Additional insults to the digestive system occur with intake of excess dairy, simple carbohydrates and fatty foods. Most so-called “junk” foods are very stressful to the system and contribute little nutritionally. Even worse, one of the most significant problems with processed foods is the almost universal lack of natural fiber. Fiber is considered an “inert” ingredient in food and, because it adds a lot of weight (consider the difference in density of white bread and heavy-fiber traditional rye or oat bread!),   food is routinely stripped of fiber to make it easier to ship and process.

Lack of fiber, in turn, contributes to slow bowel motility. Foods stay in the gut far too long and begin to ferment and rot. This results in gas, indigestion and chronic constipation. Many physicians have never been trained in basic nutrition concepts and are unaware how dangerous to long-term health chronic constipation can be. In fact, it is not unusual to hear doctors tell their patients that “one or two bowel movements a week is probably just normal for you”! It’s not normal to have less than at least one or two bowel movements daily!!

This epidemic of chronic constipation leads to any number of health issues including, chronic inflammation of the digestive tract and multiple indigestion and nutrient absorption issues.

It is especially critical to have a bowel movement shortly after awakening in the morning. Healthier people have 2 or 3 daily, often after meals. If constipation is an issue for you, what can you do?

What to do for Constipation?

First of all, take a hard look at your hydration. Adequate intake of fluids, especially plain, pure water, is vital to digestive health. I recommend a quart or liter of water daily for each 50 pounds of body weight. And that is water, not coffee, tea or juices (other than fresh vegetable juice with apple or pineapple). Drink adequate amounts of water is the first line of defense in repairing and preventing inflammation and deterioration of the digestive tract due to constipation.

If your digestive tract is already inflamed, consider a “crock-pot” diet. Soft cooked foods and fresh vegetable juices for 3-6 weeks to allow your digestive tract to heal with a minimum of irritation. Be careful with salads and other rough, raw foods until you heal.

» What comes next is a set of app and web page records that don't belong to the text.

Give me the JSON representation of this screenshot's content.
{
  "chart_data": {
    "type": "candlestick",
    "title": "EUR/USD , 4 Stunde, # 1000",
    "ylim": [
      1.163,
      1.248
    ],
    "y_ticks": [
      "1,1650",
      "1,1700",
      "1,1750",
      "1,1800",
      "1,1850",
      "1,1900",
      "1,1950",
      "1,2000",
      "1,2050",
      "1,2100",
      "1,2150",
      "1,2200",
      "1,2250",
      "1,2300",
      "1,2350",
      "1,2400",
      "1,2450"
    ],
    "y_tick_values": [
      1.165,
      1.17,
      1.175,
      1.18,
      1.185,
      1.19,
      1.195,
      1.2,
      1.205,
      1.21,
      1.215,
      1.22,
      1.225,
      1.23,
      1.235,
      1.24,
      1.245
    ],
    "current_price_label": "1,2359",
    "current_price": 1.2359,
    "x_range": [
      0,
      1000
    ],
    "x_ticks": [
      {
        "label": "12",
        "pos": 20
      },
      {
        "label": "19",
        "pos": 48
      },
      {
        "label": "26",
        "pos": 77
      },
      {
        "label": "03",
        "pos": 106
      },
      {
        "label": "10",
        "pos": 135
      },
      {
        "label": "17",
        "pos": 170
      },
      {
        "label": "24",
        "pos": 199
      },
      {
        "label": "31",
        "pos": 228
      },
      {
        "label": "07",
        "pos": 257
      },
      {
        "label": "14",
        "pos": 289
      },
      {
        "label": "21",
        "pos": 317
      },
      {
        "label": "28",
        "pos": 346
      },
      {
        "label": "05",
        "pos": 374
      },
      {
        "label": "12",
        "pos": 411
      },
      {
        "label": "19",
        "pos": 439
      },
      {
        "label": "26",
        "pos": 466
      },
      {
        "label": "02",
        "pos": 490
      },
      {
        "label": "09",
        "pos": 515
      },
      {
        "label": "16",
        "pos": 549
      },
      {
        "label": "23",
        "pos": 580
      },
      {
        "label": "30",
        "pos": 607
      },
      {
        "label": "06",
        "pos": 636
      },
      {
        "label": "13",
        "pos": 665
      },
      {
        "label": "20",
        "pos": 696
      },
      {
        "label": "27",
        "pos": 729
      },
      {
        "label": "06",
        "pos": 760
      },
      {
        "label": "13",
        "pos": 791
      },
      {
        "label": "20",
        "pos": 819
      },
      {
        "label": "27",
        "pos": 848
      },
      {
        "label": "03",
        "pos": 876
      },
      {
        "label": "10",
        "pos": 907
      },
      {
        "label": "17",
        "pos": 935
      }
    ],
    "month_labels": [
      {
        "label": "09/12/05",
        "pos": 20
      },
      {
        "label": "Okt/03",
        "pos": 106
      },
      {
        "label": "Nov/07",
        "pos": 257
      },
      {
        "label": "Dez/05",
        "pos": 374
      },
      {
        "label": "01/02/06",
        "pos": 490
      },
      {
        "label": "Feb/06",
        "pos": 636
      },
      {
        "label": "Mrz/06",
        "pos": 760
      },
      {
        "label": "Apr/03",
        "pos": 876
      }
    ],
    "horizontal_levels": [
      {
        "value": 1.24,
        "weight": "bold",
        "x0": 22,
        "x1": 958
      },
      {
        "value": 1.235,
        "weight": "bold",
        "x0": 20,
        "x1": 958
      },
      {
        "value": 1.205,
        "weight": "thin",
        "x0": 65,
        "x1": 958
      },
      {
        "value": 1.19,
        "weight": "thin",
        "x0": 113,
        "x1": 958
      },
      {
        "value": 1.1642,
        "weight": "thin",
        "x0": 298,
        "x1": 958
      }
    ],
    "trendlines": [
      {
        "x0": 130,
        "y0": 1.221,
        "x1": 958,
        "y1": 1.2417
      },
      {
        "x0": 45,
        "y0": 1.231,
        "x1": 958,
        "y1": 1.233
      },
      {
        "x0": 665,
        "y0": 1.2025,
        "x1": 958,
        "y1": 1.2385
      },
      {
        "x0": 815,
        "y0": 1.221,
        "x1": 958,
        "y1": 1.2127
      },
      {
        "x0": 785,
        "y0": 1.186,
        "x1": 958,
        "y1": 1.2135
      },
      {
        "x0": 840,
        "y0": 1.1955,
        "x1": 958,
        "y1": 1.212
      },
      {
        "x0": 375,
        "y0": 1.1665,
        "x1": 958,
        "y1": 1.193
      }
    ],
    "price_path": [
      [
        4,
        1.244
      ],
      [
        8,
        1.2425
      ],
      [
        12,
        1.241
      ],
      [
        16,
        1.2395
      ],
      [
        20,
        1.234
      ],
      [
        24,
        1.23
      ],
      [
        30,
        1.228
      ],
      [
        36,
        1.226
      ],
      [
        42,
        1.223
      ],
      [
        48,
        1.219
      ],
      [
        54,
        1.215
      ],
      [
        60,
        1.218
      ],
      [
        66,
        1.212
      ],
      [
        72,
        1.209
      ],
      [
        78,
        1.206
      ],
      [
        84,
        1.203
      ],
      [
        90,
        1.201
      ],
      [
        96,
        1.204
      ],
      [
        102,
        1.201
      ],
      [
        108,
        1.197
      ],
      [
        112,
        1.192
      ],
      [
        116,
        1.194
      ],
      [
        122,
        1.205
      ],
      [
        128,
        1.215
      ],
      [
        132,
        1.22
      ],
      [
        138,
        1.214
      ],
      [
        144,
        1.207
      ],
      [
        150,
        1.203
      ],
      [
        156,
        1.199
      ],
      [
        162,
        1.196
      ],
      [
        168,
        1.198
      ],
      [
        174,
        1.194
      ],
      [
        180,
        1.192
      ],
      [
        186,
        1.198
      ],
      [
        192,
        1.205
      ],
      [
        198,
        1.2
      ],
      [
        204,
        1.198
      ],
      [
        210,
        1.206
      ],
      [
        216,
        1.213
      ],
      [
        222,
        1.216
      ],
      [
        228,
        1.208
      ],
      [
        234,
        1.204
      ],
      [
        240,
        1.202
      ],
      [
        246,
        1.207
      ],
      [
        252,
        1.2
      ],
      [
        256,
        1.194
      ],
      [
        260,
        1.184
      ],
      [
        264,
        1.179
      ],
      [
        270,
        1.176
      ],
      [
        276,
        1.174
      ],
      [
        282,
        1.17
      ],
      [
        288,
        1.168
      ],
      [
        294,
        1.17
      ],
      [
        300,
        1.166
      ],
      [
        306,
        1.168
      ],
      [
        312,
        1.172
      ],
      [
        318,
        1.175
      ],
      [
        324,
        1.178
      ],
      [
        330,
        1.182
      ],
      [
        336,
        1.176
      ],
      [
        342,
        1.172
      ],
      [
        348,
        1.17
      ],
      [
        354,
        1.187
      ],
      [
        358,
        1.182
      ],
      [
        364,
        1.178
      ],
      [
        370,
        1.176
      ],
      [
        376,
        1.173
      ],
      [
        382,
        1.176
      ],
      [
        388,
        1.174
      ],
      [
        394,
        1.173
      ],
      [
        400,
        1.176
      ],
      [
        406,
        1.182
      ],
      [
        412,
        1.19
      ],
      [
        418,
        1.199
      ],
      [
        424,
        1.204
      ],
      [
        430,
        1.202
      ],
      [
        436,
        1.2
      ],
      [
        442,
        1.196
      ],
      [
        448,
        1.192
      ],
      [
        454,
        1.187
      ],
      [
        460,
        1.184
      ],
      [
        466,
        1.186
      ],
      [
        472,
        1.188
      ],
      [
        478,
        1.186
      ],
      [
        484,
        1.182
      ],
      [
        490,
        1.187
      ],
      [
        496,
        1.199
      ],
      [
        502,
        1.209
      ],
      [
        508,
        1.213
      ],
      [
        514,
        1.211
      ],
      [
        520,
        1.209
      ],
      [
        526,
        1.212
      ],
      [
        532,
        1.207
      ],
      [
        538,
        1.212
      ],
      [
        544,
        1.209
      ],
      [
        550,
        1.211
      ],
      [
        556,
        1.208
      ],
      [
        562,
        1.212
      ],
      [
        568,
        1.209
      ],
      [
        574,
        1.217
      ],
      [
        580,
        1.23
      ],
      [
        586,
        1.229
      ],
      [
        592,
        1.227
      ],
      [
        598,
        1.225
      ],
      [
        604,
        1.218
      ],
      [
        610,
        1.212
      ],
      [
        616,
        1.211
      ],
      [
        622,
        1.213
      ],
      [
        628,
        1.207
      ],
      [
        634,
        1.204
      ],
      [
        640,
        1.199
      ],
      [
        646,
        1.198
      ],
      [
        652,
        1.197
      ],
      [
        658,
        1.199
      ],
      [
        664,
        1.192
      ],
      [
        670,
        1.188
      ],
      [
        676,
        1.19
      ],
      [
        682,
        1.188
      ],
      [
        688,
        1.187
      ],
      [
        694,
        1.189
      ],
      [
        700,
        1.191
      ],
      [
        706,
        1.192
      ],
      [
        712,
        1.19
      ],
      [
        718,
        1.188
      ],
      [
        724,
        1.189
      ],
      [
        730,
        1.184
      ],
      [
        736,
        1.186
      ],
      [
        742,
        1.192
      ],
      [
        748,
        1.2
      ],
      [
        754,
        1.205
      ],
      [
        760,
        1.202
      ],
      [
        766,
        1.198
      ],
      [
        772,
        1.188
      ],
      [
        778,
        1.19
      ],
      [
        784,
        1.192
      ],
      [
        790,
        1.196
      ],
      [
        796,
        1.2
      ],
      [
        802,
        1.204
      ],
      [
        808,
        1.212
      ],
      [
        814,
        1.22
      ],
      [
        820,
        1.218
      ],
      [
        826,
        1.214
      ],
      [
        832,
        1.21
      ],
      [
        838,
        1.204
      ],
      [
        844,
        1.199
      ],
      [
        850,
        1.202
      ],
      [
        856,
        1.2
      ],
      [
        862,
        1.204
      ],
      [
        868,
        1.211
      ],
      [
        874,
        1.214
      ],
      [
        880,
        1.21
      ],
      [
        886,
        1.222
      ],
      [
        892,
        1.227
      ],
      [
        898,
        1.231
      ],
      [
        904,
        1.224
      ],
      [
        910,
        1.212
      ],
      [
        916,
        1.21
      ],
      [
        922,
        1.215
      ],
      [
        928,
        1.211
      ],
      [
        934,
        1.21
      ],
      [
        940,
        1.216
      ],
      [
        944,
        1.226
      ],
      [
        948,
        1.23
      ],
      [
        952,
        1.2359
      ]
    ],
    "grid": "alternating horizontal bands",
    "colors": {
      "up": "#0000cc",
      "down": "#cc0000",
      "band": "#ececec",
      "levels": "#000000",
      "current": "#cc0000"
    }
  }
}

The same for any extra fiber or bowel supplements you take. There are many excellent ones available. I prefer ones that emphasize soluble fiber. Psyllium works really well for constipation and it is inexpensive but it can also be harsh, like the raw salad mentioned above. Oat fiber, okra, slippery elm bark are great fibers which are more soothing. In fact, adding a few large spoonfuls or half a cup of any of these in the soups above is an excellent way to increase fiber without irritation.

Magnesium is almost universally deficient in people with chronic illness. The best source is dark green veggies. Supplements can also be useful because they help relax the nervous system and function as a laxative as you go to higher doses. Take a dose at breakfast and a double dose in the evening to encourage that morning bowel movement.

A very useful clinical indicator of bowel toxicity is the Urinary Indican Test. In my experience, the Indican urine test is an excellent introductory or screening test for chronic bowel issues. It can also be useful to monitor ongoing bowel toxicity. Indican is produced by bowel byproducts, particularly toxins such as excess lectins from incomplete protein digestion, showing up in the kidneys. In other words, it means your bowel is toxic enough that the kidneys have to filter digestive tract toxins instead of the bowel excreting them. Also, note that tryptophan, your relaxation amino acid, is the key protein not being handled properly. Another reason excess stress is such a vital factor in digestive tract health.

And, always, always, always take appropriate probiotics. Even several times daily in severe or chronic cases of indigestion and constipation.

Unresolved inflammation and digestive tract symptoms are at the heart of many, if not most chronic health issues. Regular bowel habits and digestive tract supplementation goes a long way to reduce inflammation and promote healing.

In good health,
Ron Jahner

Copyright © 2017 Good Gut Solution.

Dr. Pamela Nathan DHM January 16, 2017